DESCRIPTION OF THE TASK:
Below are some records; return all of them exactly as they are.

Web page and app entries
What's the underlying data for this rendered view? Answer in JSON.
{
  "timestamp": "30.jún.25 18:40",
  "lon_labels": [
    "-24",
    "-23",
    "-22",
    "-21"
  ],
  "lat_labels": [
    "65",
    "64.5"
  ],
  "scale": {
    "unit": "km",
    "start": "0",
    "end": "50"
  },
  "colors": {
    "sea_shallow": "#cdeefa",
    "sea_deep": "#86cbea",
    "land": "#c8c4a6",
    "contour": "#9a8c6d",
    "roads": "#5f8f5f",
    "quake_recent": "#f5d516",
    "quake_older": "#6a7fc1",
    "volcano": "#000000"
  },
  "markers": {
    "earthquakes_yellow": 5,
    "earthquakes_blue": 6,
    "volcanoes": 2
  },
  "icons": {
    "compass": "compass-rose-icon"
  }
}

RESULT OF THE EXERCISE:
What's the underlying data for this rendered view? Answer in JSON.
{
  "timestamp": "30.jún.25 18:40",
  "lon_labels": [
    "-24",
    "-23",
    "-22",
    "-21"
  ],
  "lat_labels": [
    "65",
    "64.5"
  ],
  "scale": {
    "unit": "km",
    "start": "0",
    "end": "50"
  },
  "colors": {
    "sea_shallow": "#cdeefa",
    "sea_deep": "#86cbea",
    "land": "#c8c4a6",
    "contour": "#9a8c6d",
    "roads": "#5f8f5f",
    "quake_recent": "#f5d516",
    "quake_older": "#6a7fc1",
    "volcano": "#000000"
  },
  "markers": {
    "earthquakes_yellow": 5,
    "earthquakes_blue": 6,
    "volcanoes": 2
  },
  "icons": {
    "compass": "compass-rose-icon"
  }
}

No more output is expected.